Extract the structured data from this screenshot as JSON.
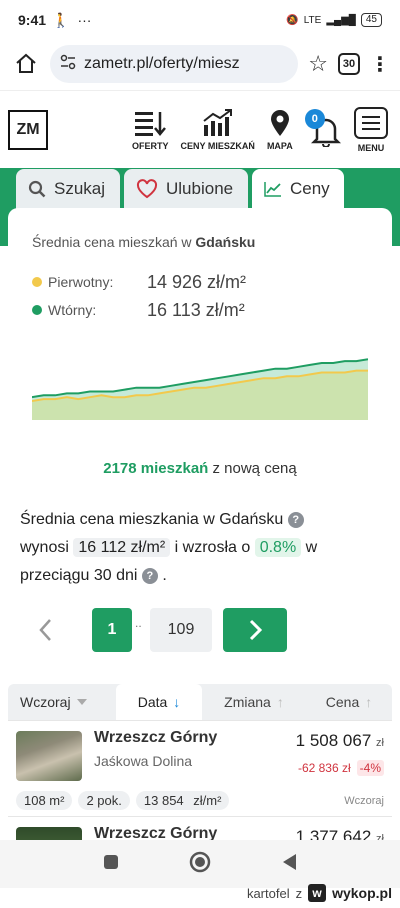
{
  "status": {
    "time": "9:41",
    "lte": "LTE",
    "battery": "45"
  },
  "browser": {
    "url": "zametr.pl/oferty/miesz",
    "tab_count": "30",
    "menu_glyph": "⋮"
  },
  "site": {
    "logo": "ZM",
    "nav": [
      {
        "label": "OFERTY",
        "icon": "list-sort-icon"
      },
      {
        "label": "CENY MIESZKAŃ",
        "icon": "bar-chart-icon"
      },
      {
        "label": "MAPA",
        "icon": "map-pin-icon"
      }
    ],
    "notifications": "0",
    "menu_label": "MENU"
  },
  "tabs": [
    {
      "label": "Szukaj",
      "icon": "search-icon"
    },
    {
      "label": "Ulubione",
      "icon": "heart-icon"
    },
    {
      "label": "Ceny",
      "icon": "line-chart-icon"
    }
  ],
  "stats": {
    "title_prefix": "Średnia cena mieszkań w",
    "city": "Gdańsku",
    "primary_label": "Pierwotny:",
    "primary_value": "14 926 zł/m²",
    "primary_color": "#f2c94c",
    "secondary_label": "Wtórny:",
    "secondary_value": "16 113 zł/m²",
    "secondary_color": "#1f9d62"
  },
  "chart_data": {
    "type": "area",
    "series": [
      {
        "name": "Pierwotny",
        "values": [
          10,
          11,
          11,
          12,
          11,
          12,
          13,
          12,
          12,
          13,
          13,
          14,
          15,
          16,
          17,
          17,
          18,
          19,
          20,
          21,
          22,
          22,
          23,
          23,
          24,
          25,
          25,
          25,
          26,
          26
        ]
      },
      {
        "name": "Wtórny",
        "values": [
          12,
          13,
          13,
          14,
          14,
          15,
          15,
          15,
          16,
          17,
          17,
          17,
          18,
          19,
          20,
          21,
          22,
          23,
          24,
          25,
          26,
          27,
          27,
          28,
          29,
          30,
          30,
          31,
          31,
          32
        ]
      }
    ],
    "ylim": [
      0,
      40
    ]
  },
  "new_price": {
    "count": "2178 mieszkań",
    "suffix": "z nową ceną"
  },
  "summary": {
    "line1": "Średnia cena mieszkania w Gdańsku",
    "wynosi": "wynosi",
    "value": "16 112 zł/m²",
    "rose": "i wzrosła o",
    "pct": "0.8%",
    "w": "w",
    "period": "przeciągu 30 dni",
    "dot": "."
  },
  "pager": {
    "current": "1",
    "separator": "..",
    "last": "109"
  },
  "sort": {
    "selected": "Wczoraj",
    "columns": [
      {
        "label": "Data",
        "arrow": "↓"
      },
      {
        "label": "Zmiana",
        "arrow": "↑"
      },
      {
        "label": "Cena",
        "arrow": "↑"
      }
    ]
  },
  "listings": [
    {
      "name": "Wrzeszcz Górny",
      "street": "Jaśkowa Dolina",
      "price": "1 508 067",
      "currency": "zł",
      "change": "-62 836 zł",
      "change_pct": "-4%",
      "area": "108 m²",
      "rooms": "2 pok.",
      "ppm": "13 854",
      "ppm_unit": "zł/m²",
      "date": "Wczoraj"
    },
    {
      "name": "Wrzeszcz Górny",
      "price": "1 377 642",
      "currency": "zł"
    }
  ],
  "footer": {
    "user": "kartofel",
    "z": "z",
    "brand": "wykop.pl"
  }
}
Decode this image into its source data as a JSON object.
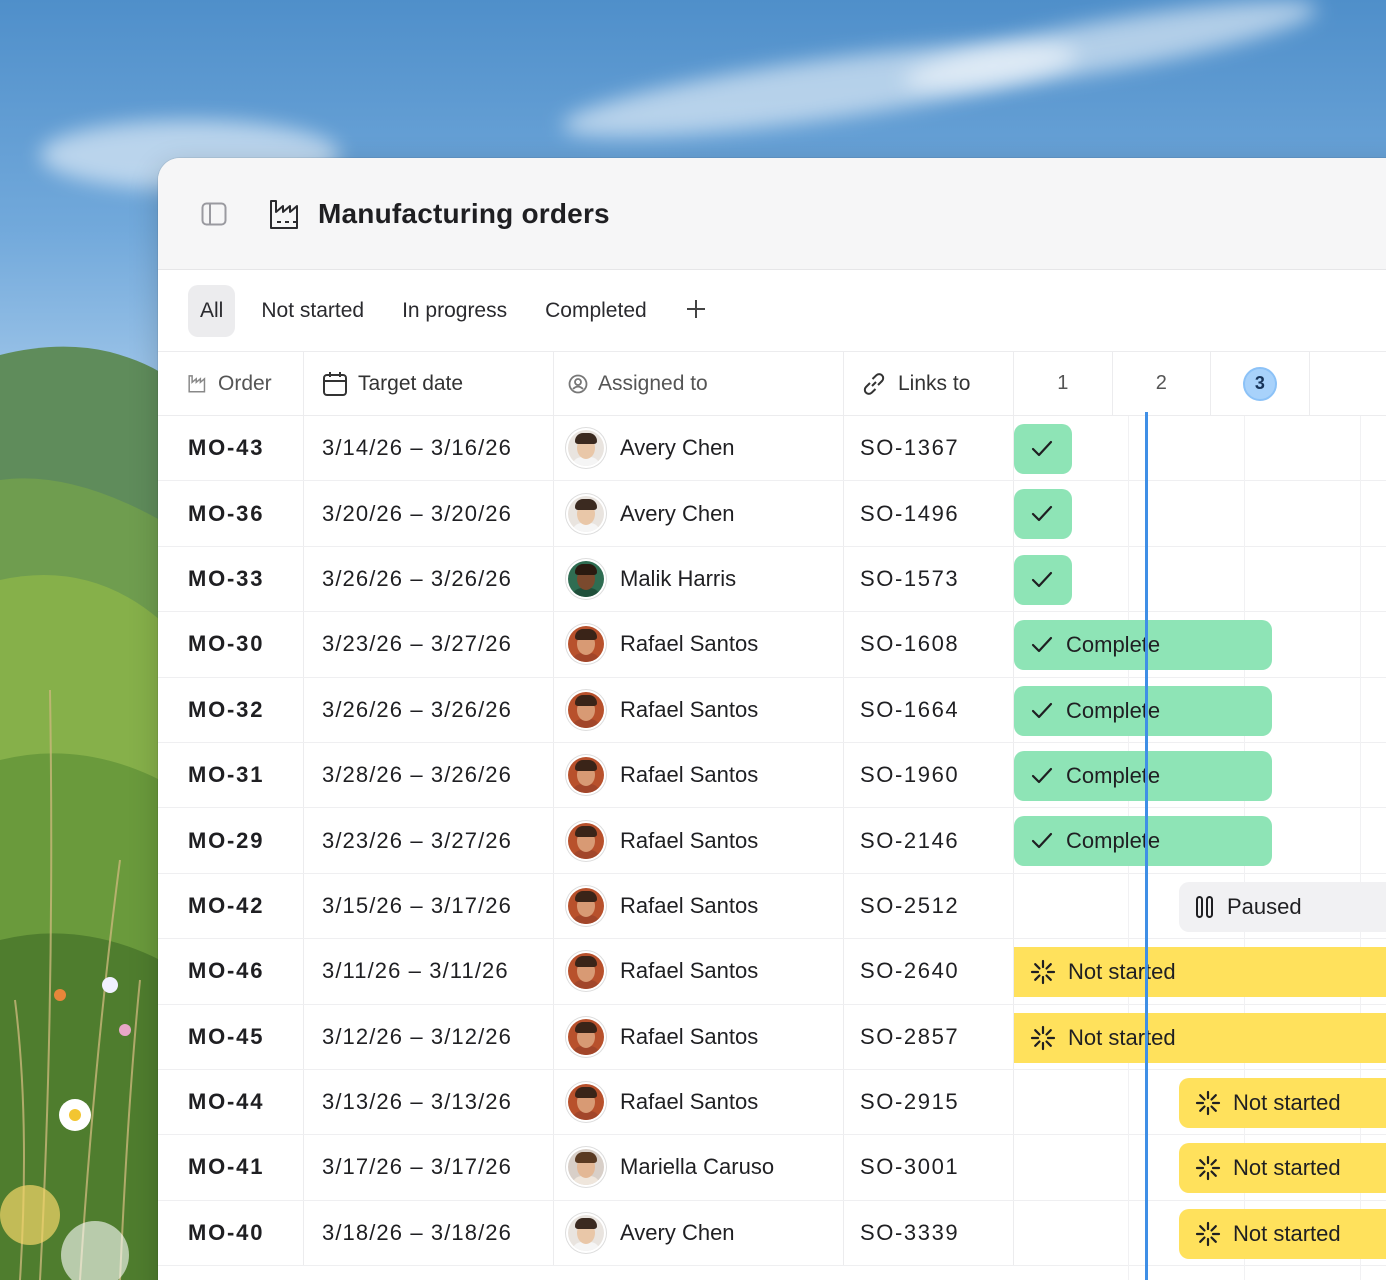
{
  "window": {
    "title": "Manufacturing orders"
  },
  "tabs": [
    {
      "label": "All",
      "active": true
    },
    {
      "label": "Not started",
      "active": false
    },
    {
      "label": "In progress",
      "active": false
    },
    {
      "label": "Completed",
      "active": false
    }
  ],
  "columns": {
    "order": "Order",
    "target_date": "Target date",
    "assigned_to": "Assigned to",
    "links_to": "Links to",
    "days": [
      "1",
      "2",
      "3"
    ],
    "today": "3"
  },
  "colors": {
    "complete": "#8ee4b6",
    "paused": "#f1f1f3",
    "not_started": "#ffe15c",
    "today_line": "#3f8fe6"
  },
  "rows": [
    {
      "order": "MO-43",
      "date": "3/14/26 – 3/16/26",
      "assignee": "Avery Chen",
      "link": "SO-1367",
      "status": "complete",
      "status_label": ""
    },
    {
      "order": "MO-36",
      "date": "3/20/26 – 3/20/26",
      "assignee": "Avery Chen",
      "link": "SO-1496",
      "status": "complete",
      "status_label": ""
    },
    {
      "order": "MO-33",
      "date": "3/26/26 – 3/26/26",
      "assignee": "Malik Harris",
      "link": "SO-1573",
      "status": "complete",
      "status_label": ""
    },
    {
      "order": "MO-30",
      "date": "3/23/26 – 3/27/26",
      "assignee": "Rafael Santos",
      "link": "SO-1608",
      "status": "complete",
      "status_label": "Complete"
    },
    {
      "order": "MO-32",
      "date": "3/26/26 – 3/26/26",
      "assignee": "Rafael Santos",
      "link": "SO-1664",
      "status": "complete",
      "status_label": "Complete"
    },
    {
      "order": "MO-31",
      "date": "3/28/26 – 3/26/26",
      "assignee": "Rafael Santos",
      "link": "SO-1960",
      "status": "complete",
      "status_label": "Complete"
    },
    {
      "order": "MO-29",
      "date": "3/23/26 – 3/27/26",
      "assignee": "Rafael Santos",
      "link": "SO-2146",
      "status": "complete",
      "status_label": "Complete"
    },
    {
      "order": "MO-42",
      "date": "3/15/26 – 3/17/26",
      "assignee": "Rafael Santos",
      "link": "SO-2512",
      "status": "paused",
      "status_label": "Paused"
    },
    {
      "order": "MO-46",
      "date": "3/11/26 – 3/11/26",
      "assignee": "Rafael Santos",
      "link": "SO-2640",
      "status": "not_started",
      "status_label": "Not started"
    },
    {
      "order": "MO-45",
      "date": "3/12/26 – 3/12/26",
      "assignee": "Rafael Santos",
      "link": "SO-2857",
      "status": "not_started",
      "status_label": "Not started"
    },
    {
      "order": "MO-44",
      "date": "3/13/26 – 3/13/26",
      "assignee": "Rafael Santos",
      "link": "SO-2915",
      "status": "not_started",
      "status_label": "Not started"
    },
    {
      "order": "MO-41",
      "date": "3/17/26 – 3/17/26",
      "assignee": "Mariella Caruso",
      "link": "SO-3001",
      "status": "not_started",
      "status_label": "Not started"
    },
    {
      "order": "MO-40",
      "date": "3/18/26 – 3/18/26",
      "assignee": "Avery Chen",
      "link": "SO-3339",
      "status": "not_started",
      "status_label": "Not started"
    }
  ]
}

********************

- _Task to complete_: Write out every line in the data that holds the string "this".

- _Answer to the exercise_:
Extract the structured data from this screenshot as JSON.
Decode this image into its source data as a JSON object.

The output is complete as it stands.